Early warning system

Published on: 19/04/2019 Last update: 13/06/2019 News Archived

The UK government has awarded a GBP 790,000 (about EUR 990,000) grant to research and implement eObs, an open source digital healthcare observation solution that can identify patients who are deteriorating and alert medical specialists. The solution, which uses information gathered by handheld devices, also helps cut workloads in medical wards by reducing the length of time patients stay and minimising the number of transfers and referrals.

The grant for eObs was announced in late March as part of a GBP 9 million fund to accelerate digital technologies related to health.

The pilot project will run for 19 months, explains OpusVL, the open source IT service provider involved in developing eObs. The first trials are expected in May 2020.

This is a graphic using forms (one shaped like a heart, a cross, a few squares) to show grouping of eObs' custodians

The software solution will use open standards to connect to other hospital systems, and all of the software components, design and documentation will be shared openly, the Rugby-based company says. OpusVL hopes to optimise patient care while lowering licence costs, and wants to create a blueprint for clinician-led open software design.

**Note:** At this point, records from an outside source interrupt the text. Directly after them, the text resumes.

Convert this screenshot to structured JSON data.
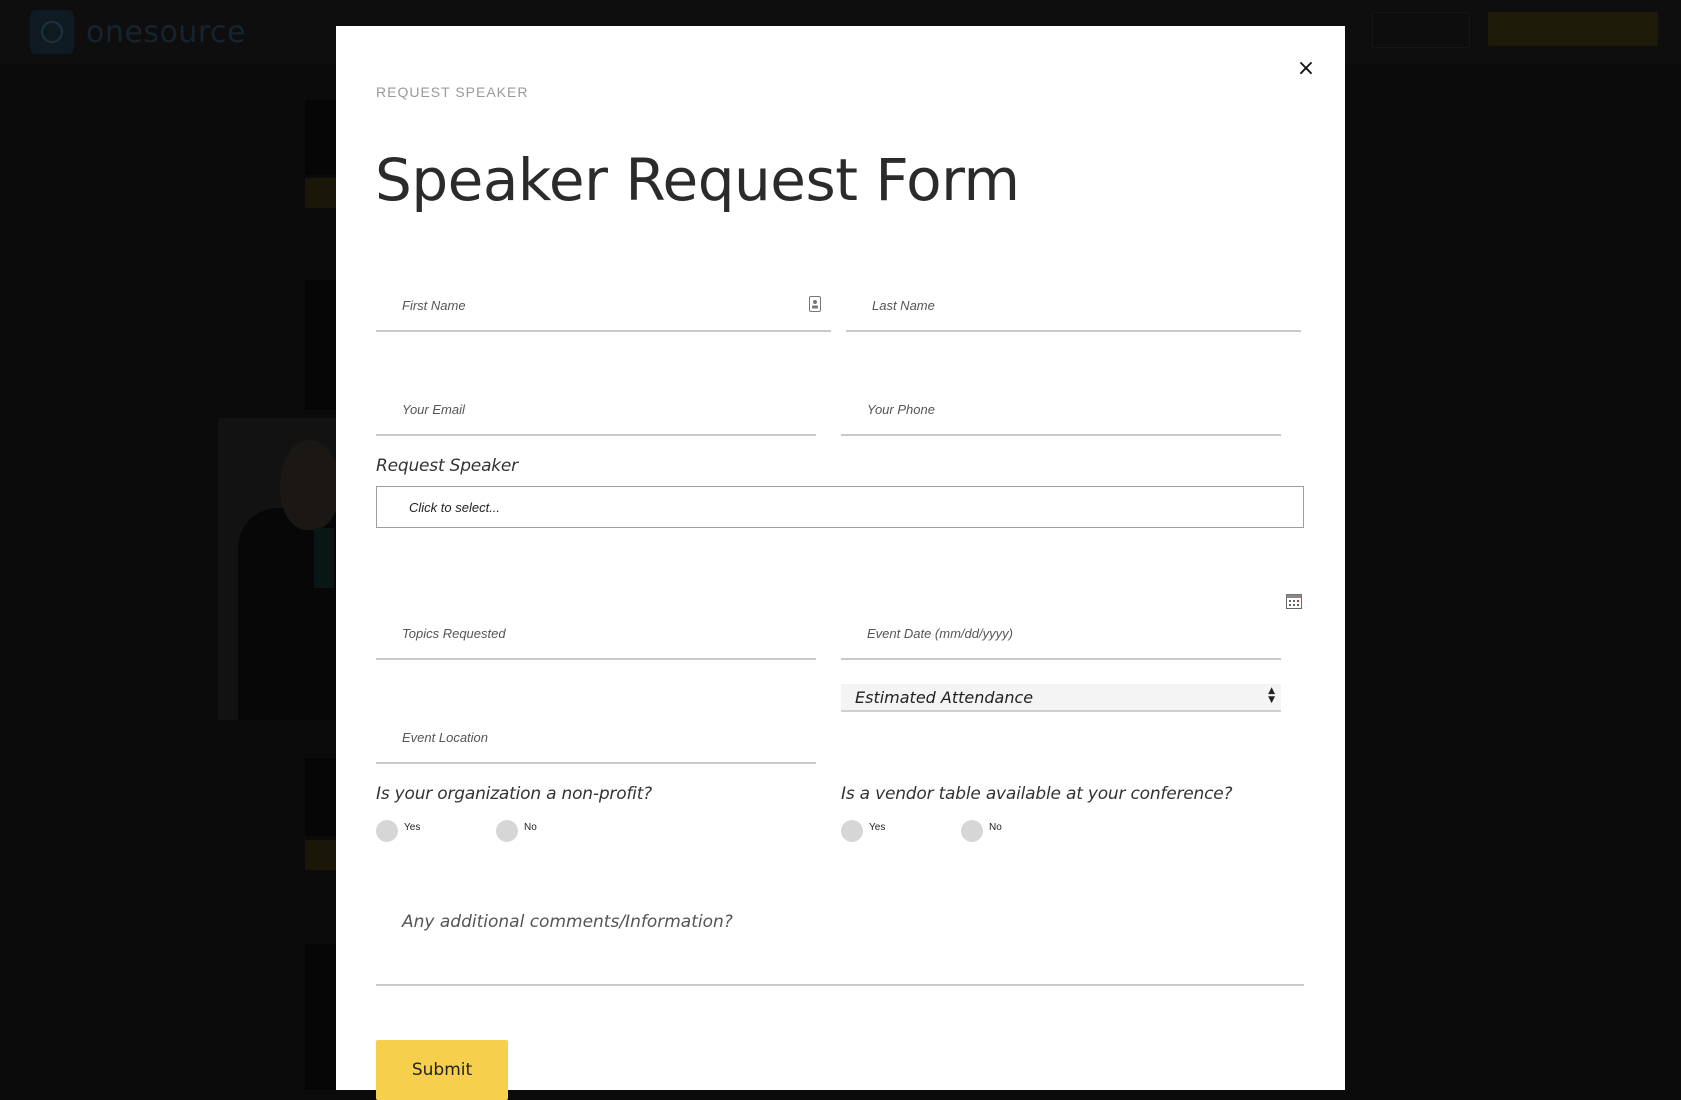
{
  "background": {
    "logo_text": "onesource"
  },
  "modal": {
    "close_label": "×",
    "eyebrow": "REQUEST SPEAKER",
    "title": "Speaker Request Form",
    "fields": {
      "first_name": {
        "placeholder": "First Name",
        "value": ""
      },
      "last_name": {
        "placeholder": "Last Name",
        "value": ""
      },
      "email": {
        "placeholder": "Your Email",
        "value": ""
      },
      "phone": {
        "placeholder": "Your Phone",
        "value": ""
      },
      "topics": {
        "placeholder": "Topics Requested",
        "value": ""
      },
      "event_date": {
        "placeholder": "Event Date (mm/dd/yyyy)",
        "value": ""
      },
      "event_location": {
        "placeholder": "Event Location",
        "value": ""
      }
    },
    "request_speaker": {
      "label": "Request Speaker",
      "placeholder": "Click to select..."
    },
    "attendance_select": {
      "selected": "Estimated Attendance"
    },
    "nonprofit": {
      "question": "Is your organization a non-profit?",
      "yes": "Yes",
      "no": "No"
    },
    "vendor_table": {
      "question": "Is a vendor table available at your conference?",
      "yes": "Yes",
      "no": "No"
    },
    "comments": {
      "placeholder": "Any additional comments/Information?"
    },
    "submit_label": "Submit",
    "colors": {
      "submit_bg": "#f6d04d",
      "underline": "#c9c9c9",
      "radio": "#d6d6d6"
    }
  }
}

For the project, OpusVL will work with the South London and Maudsley NHS Foundation Trust, Cheshire and Wirral Partnership NHS Foundation Trust, The Apperta Foundation CIC Trust and Open UK - a UK trade group for open source service providers.

Making eObs open source encourages others to join in and become custodians of the project, explains OpusVL founder Stuart Mackintosh. In addition, open source enables the transfer of scientific knowledge into practical applications.

More information:

Announcement by the UK government
OpenVL blog post